Plainly put, there are not too many pairings that could sing better than this tandem.
Risotto con Salsicce e Rapini
This recipe is so simple because everything can be prepared in advance and then all you need to do is cook the rice and assemble the finished dish. For this version, I wanted to add a little heat, so I used a mix of sweet and hot sausage.
2 cups arborio rice
1/2 vidalia onion
1/4 cup white wine
32 ounces chicken broth
1/2 stick butter
6 sausage links (4 sweet, 2 hot)
1 head broccoli rabe (cut up)
Pecorino Toscana to taste
The first thing I did was grill the sausages and set them aside. Rather then remove them from the casing, I wanted to add a little char flavor to the dish. Once cool, slice crosswise and hold until ready to use.
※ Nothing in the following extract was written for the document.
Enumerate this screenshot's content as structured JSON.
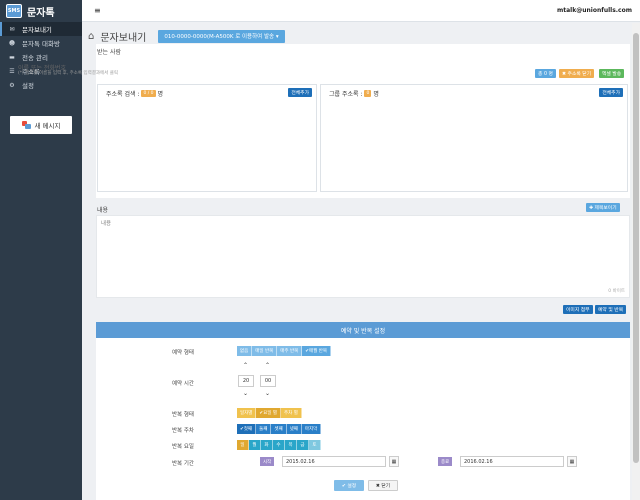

Chop the broccoli rabe into bite size pieces. This is more important for the stalks than the flowers/leaves since the latter will wilt. Blanche the broccoli rabe for about 2 minutes in boiling water. Drain and allow to rest.
Start the rice by sauteing the onion in a dab of extra virgin olive oil until soft. Add the rice and toast for a minute or two and then add the white wine. Have your chicken broth warm and ready.
|~ Rice and Onion working – Nonna’s 60 year old spoon front and center! ~|
Ladle the broth a bit at a time and wait for the rice to absorb it before adding more. About half way through – taste the rice like you would pasta; it should be al dente but not sticky – add the butter. It’s no more difficult than this. Stir stir stir. When the rice had about 10 minutes more to finish, I added the sausage and the broccoli rabe. This is just long enough to warm them through and blend with the risotto as it finishes. Pass Pecorino Toscana at the table.
|~ Risotto con Salsicce and Rapini ~|
When I think of a dish like this, I can’t help but turn to Tuscany and Chianti Classico. The earthiness of the sausage, the char from the grill, the bitter greens, it’s always a perfect match and this time, I reached for a masterpiece of a wine.
The Castello di Bossi estate sits atop some of the most beautiful Tuscan hillsides imaginable. The estate covers 650 hectares, about which 124 are under vine. Those 124 hectares are planted mainly to Sangiovese, with Cabernet and Merlot in supporting roles. Many of the vines are 50+ years of age. The “Berardo” vineyard sits atop clay, silt, and crushed rock and produces exceptional quality Sangiovese grapes. The wine is fermented in stainless steel and then aged for 18 months in lightly toasted French oak barrique.
The 2001 Berardo Chianti Classico Riserva is a towering example of what great Sangiovese can become with cellaring. There is nothing “second class” about this wine. It’s the equal of the best Brunello and the most refined Sangiovese Super Tuscan. Crafted from 100% Sangiovese, the wine is a dark blackish red, even at 12 years of age. The nose is redolent of a warm summer Tuscan afternoon. Have you been there? Can you see and smell it? The dusty road, the wild flowers, the floral aromatics being carried by the wind, the dried herbs, all lead to a crescendo of crushed wild berry fruit. On the palate the wine is pure silk. It’s a symphony of flavors: leather, earth, crushed berries, anise and smoke. The tannins have aged to a mellow supporting role and the acidity gives the wine all the freshness it needs to marry with the risotto. There’s an aged mulchey, “bottle sweetness” to the fruit that can only be achieved by slow cellaring. It’s difficult even to describe. To close, simply to say, this is one of the best Chianti Classico Riservas I have ever tasted. Stunning. 95 points. Current releases can be bought for $35-$40.
|~ 100% Sangiovese from Castello di Bossi ~|
|~ Welcome: The Courtyard Entrance at Castello di Bossi ~|
|~ Barrel Cellar at Castello di Bossi, Berardenga ~|
June 3, 2013